The university admissions service, Ucas, has admitted that its new online application system has suffered from a glitch this year which has caused delays in processing applications from prospective medics, teachers and Oxbridge students. This year Ucas introduced a more detailed online application form to provide institutions with more information about applicants. Institutions can access them online but the technology has so far prevented many from doing so.
Oxford and Cambridge applications up
Applications to Oxford and Cambridge for undergraduate degree courses next year increased by 0.3 per cent compared with the same time last year, according to figures out today. The Universities and Colleges Admissions Service said by the initial October 15 closing date, 59,881 people had applied for courses starting in 2006, when colleges start charging top-up tuition fees.
Pope gives Scot top arts post
A Scottish academic has been appointed to a senior position in the Vatican by Pope Benedict XVI to help spread the Catholic Church's views on arts and culture. John Haldane, 51, who is a professor of philosophy at St Andrews University, will take on the prestigious role of Consultor to the Pontifical Council for Culture.

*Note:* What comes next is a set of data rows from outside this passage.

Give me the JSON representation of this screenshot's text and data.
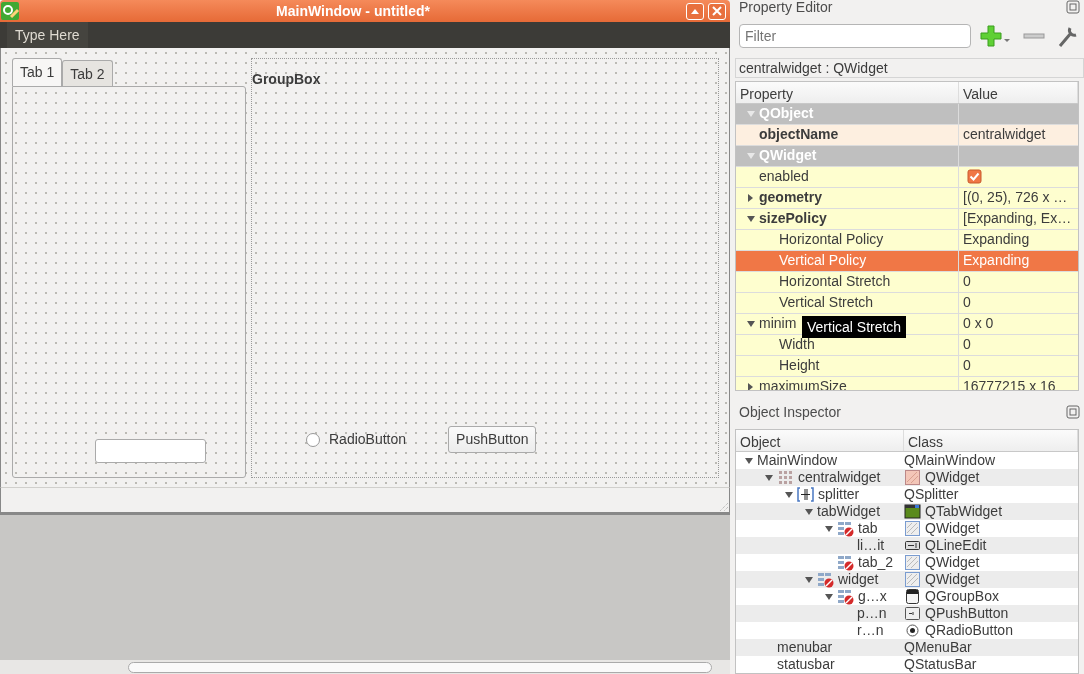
{
  "window": {
    "title": "MainWindow - untitled*",
    "menu_placeholder": "Type Here"
  },
  "form": {
    "tabs": [
      {
        "label": "Tab 1",
        "selected": true
      },
      {
        "label": "Tab 2",
        "selected": false
      }
    ],
    "groupbox": {
      "title": "GroupBox",
      "radio": {
        "label": "RadioButton",
        "checked": false
      },
      "button": "PushButton"
    }
  },
  "property_editor": {
    "title": "Property Editor",
    "filter_placeholder": "Filter",
    "object_label": "centralwidget : QWidget",
    "columns": [
      "Property",
      "Value"
    ],
    "rows": [
      {
        "kind": "category",
        "name": "QObject",
        "expanded": true,
        "children": [
          {
            "kind": "text",
            "name": "objectName",
            "value": "centralwidget",
            "modified": true,
            "selected": false
          }
        ]
      },
      {
        "kind": "category",
        "name": "QWidget",
        "expanded": true,
        "children": [
          {
            "kind": "checkbox",
            "name": "enabled",
            "checked": true,
            "modified": false,
            "selected": false
          },
          {
            "kind": "text",
            "name": "geometry",
            "value": "[(0, 25), 726 x …",
            "modified": true,
            "expanded": false,
            "selected": false
          },
          {
            "kind": "text",
            "name": "sizePolicy",
            "value": "[Expanding, Ex…",
            "modified": true,
            "expanded": true,
            "selected": false,
            "children": [
              {
                "kind": "text",
                "name": "Horizontal Policy",
                "value": "Expanding",
                "modified": false,
                "selected": false
              },
              {
                "kind": "text",
                "name": "Vertical Policy",
                "value": "Expanding",
                "modified": false,
                "selected": true
              },
              {
                "kind": "text",
                "name": "Horizontal Stretch",
                "value": "0",
                "modified": false,
                "selected": false
              },
              {
                "kind": "text",
                "name": "Vertical Stretch",
                "value": "0",
                "modified": false,
                "selected": false
              }
            ]
          },
          {
            "kind": "text",
            "name": "minim",
            "value": "0 x 0",
            "modified": false,
            "expanded": true,
            "selected": false,
            "children": [
              {
                "kind": "text",
                "name": "Width",
                "value": "0",
                "modified": false,
                "selected": false
              },
              {
                "kind": "text",
                "name": "Height",
                "value": "0",
                "modified": false,
                "selected": false
              }
            ]
          },
          {
            "kind": "text",
            "name": "maximumSize",
            "value": "16777215 x 16",
            "modified": false,
            "expanded": false,
            "selected": false
          }
        ]
      }
    ],
    "tooltip": "Vertical Stretch"
  },
  "object_inspector": {
    "title": "Object Inspector",
    "columns": [
      "Object",
      "Class"
    ],
    "tree": [
      {
        "object": "MainWindow",
        "class": "QMainWindow",
        "expanded": true,
        "children": [
          {
            "object": "centralwidget",
            "class": "QWidget",
            "kind": "central",
            "expanded": true,
            "children": [
              {
                "object": "splitter",
                "class": "QSplitter",
                "kind": "splitter",
                "expanded": true,
                "children": [
                  {
                    "object": "tabWidget",
                    "class": "QTabWidget",
                    "kind": "tabwidget",
                    "expanded": true,
                    "children": [
                      {
                        "object": "tab",
                        "class": "QWidget",
                        "kind": "container",
                        "expanded": true,
                        "children": [
                          {
                            "object": "li…it",
                            "class": "QLineEdit",
                            "kind": "lineedit"
                          }
                        ]
                      },
                      {
                        "object": "tab_2",
                        "class": "QWidget",
                        "kind": "container"
                      }
                    ]
                  },
                  {
                    "object": "widget",
                    "class": "QWidget",
                    "kind": "container",
                    "expanded": true,
                    "children": [
                      {
                        "object": "g…x",
                        "class": "QGroupBox",
                        "kind": "groupbox",
                        "expanded": true,
                        "children": [
                          {
                            "object": "p…n",
                            "class": "QPushButton",
                            "kind": "pushbutton"
                          },
                          {
                            "object": "r…n",
                            "class": "QRadioButton",
                            "kind": "radiobutton"
                          }
                        ]
                      }
                    ]
                  }
                ]
              }
            ]
          },
          {
            "object": "menubar",
            "class": "QMenuBar"
          },
          {
            "object": "statusbar",
            "class": "QStatusBar"
          }
        ]
      }
    ]
  }
}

Drugs firms bemoan decline of science in industry
Urgent action is needed to arrest the decline of British science in industry, drug companies said today. A report from the Association of the British Pharmaceutical Industry highlighted skills shortages in chemistry, clinical pharmacology and biology. Companies surveyed also pointed to a decline in higher level mathematics skills among life scientists, and knowledge gaps in other areas needed by industry.
Chemical talks bound to get good reaction
The University of Edinburgh is to present a series of events this week on the subject of chemistry. The events are all part of The Royal Society of Chemistry's Chemistry Week 2005. A highlight of the week will be a lecture by Professor Peter J Sadler on Friday, entitled The Chemical Elements of Life and Medicines: a Web of Health? about mineral supplements available on the internet.
Myth of free university education.